At last, and with a twinkle in his eye, our host showed us six marble slabs, with worn inscriptions, in the nun’s choir. “Lvcretie Borgie” is carved on one, along with the Duke’s name and those of two of their children. I listened for a voice, but Lucrezia wasn’t talking.
The Scourge of Wickedness
Girolamo Savonarola was born in Ferrara in 1452, and is a bit of a favourite son despite some bother he got into in Florence. He denounced the sins of Pope Alexander, the Medici, and just about everybody else; he gained control of Florence, lit bonfires fuelled with books and paintings, and finally was hanged and burned in Piazza Signoria.
A statue of the fiery (in more ways than one) preacher, showing him in full oratorical flight, stands near the castle in – appropriately – Piazza Savonarola.
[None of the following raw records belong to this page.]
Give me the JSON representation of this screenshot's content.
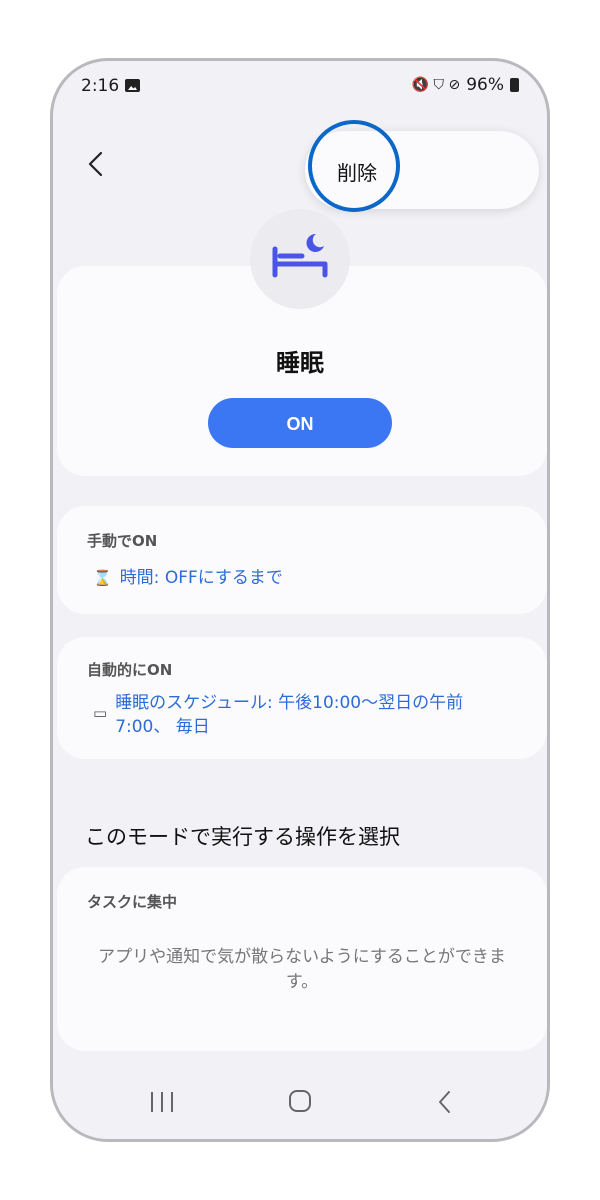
{
  "status_bar": {
    "time": "2:16",
    "right_icons": "🔇 ⛉ ⊘",
    "battery": "96%"
  },
  "popup_menu": {
    "delete_label": "削除"
  },
  "mode": {
    "icon": "bed-moon-icon",
    "title": "睡眠",
    "toggle_label": "ON"
  },
  "manual_section": {
    "label": "手動でON",
    "icon": "hourglass-icon",
    "link_text": "時間: OFFにするまで"
  },
  "auto_section": {
    "label": "自動的にON",
    "icon": "calendar-icon",
    "link_text": "睡眠のスケジュール: 午後10:00〜翌日の午前7:00、 毎日"
  },
  "actions_section": {
    "title": "このモードで実行する操作を選択"
  },
  "task_card": {
    "title": "タスクに集中",
    "description": "アプリや通知で気が散らないようにすることができます。"
  },
  "colors": {
    "accent": "#3b77f3",
    "link": "#2d6bd8",
    "highlight": "#0b67c8"
  }
}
It was erected in 1875. An inscription on the plinth says, “To Girolamo Savonarola, in corrupt and servile times of vice and tyranny, the scourge!”
As Savonarola himself would probably declare, if he was still sermonizing: Sic transit gloria mundi – Thus passes worldly the glory.
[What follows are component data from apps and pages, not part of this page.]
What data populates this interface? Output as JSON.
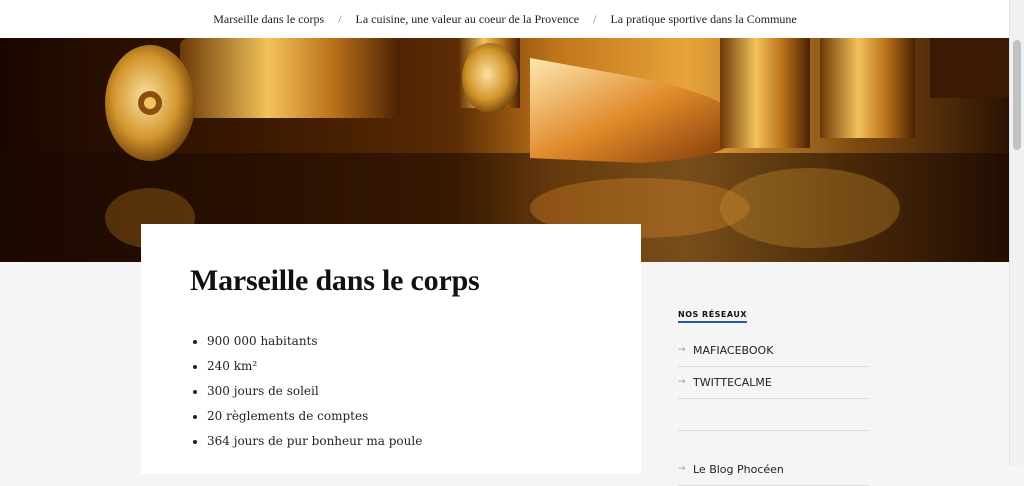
{
  "nav": {
    "items": [
      {
        "label": "Marseille dans le corps"
      },
      {
        "label": "La cuisine, une valeur au coeur de la Provence"
      },
      {
        "label": "La pratique sportive dans la Commune"
      }
    ],
    "separator": "/"
  },
  "main": {
    "title": "Marseille dans le corps",
    "list": [
      "900 000 habitants",
      "240 km²",
      "300 jours de soleil",
      "20 règlements de comptes",
      "364 jours de pur bonheur ma poule"
    ]
  },
  "sidebar": {
    "widget_title": "NOS RÉSEAUX",
    "networks": [
      "MAFIACEBOOK",
      "TWITTECALME"
    ],
    "links": [
      "Le Blog Phocéen"
    ],
    "arrow_glyph": "→"
  },
  "hero": {
    "image": "bullets-icon"
  },
  "colors": {
    "accent": "#2c5aa0",
    "background": "#f5f5f5",
    "card": "#ffffff"
  }
}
But not all the glory of the world has faded, certainly not in Ferrara. Out in the Herculean Addition, the Palazzo dei Diamanti still sparkles in the sun. The building is named for the diamond-shaped stones that make up the façades – three-dimensional diamond shapes, I mean. Their points protrude, and it almost seems that the Renaissance architect, Biagio Rossetti, invented the world’s first climbing wall. I suggest going inside instead. You’ll find Ferrara’s National Picture Gallery, with paintings by artists of the Ferrarese School, such as Cosmé Tura and Ercole dei Roberti.
And of course, the Cathedral of Ferrara dominates the main square, with its splendid Romanesque and Gothic marble façade. The interior is mostly Baroque restoration. In Piazza Trento e Trieste, small shops cuddle up to the great church’s flanks. Nearby, the excellent Cathedral Museum holds a rare treasure, the exquisite white marble sculpture of the Madonna della Melagrana (Madonna of the Pomegranate) by Jacopo della Quercia from 1408, an unforgettable masterpiece.
Ferrara has much more to see and do – six miles of 15th-century walls can be hiked or biked; there’s a fine archaeological museum housed in a palace built by Ludovico il Moro’s ambassador, Antonio Costabili; poetry lovers can visit Ludovico Ariosto’s house, where he worked on Orlando Furioso, and possibly dreamed of Lucrezia; the atmospheric old Jewish quarter can be explored around Via Mazzini; and Via Volte will lead you into the middle ages.
The city is atmospheric, beautiful in its own way, wildly historic, and, as I said, a bit eerie. It certainly deserves a visit of several days, at least – which means you’ll probably need to wash your clothes. My advice is to shove your undies in a pillowcase, borrow a bicycle, and ride like a native to the laundromat.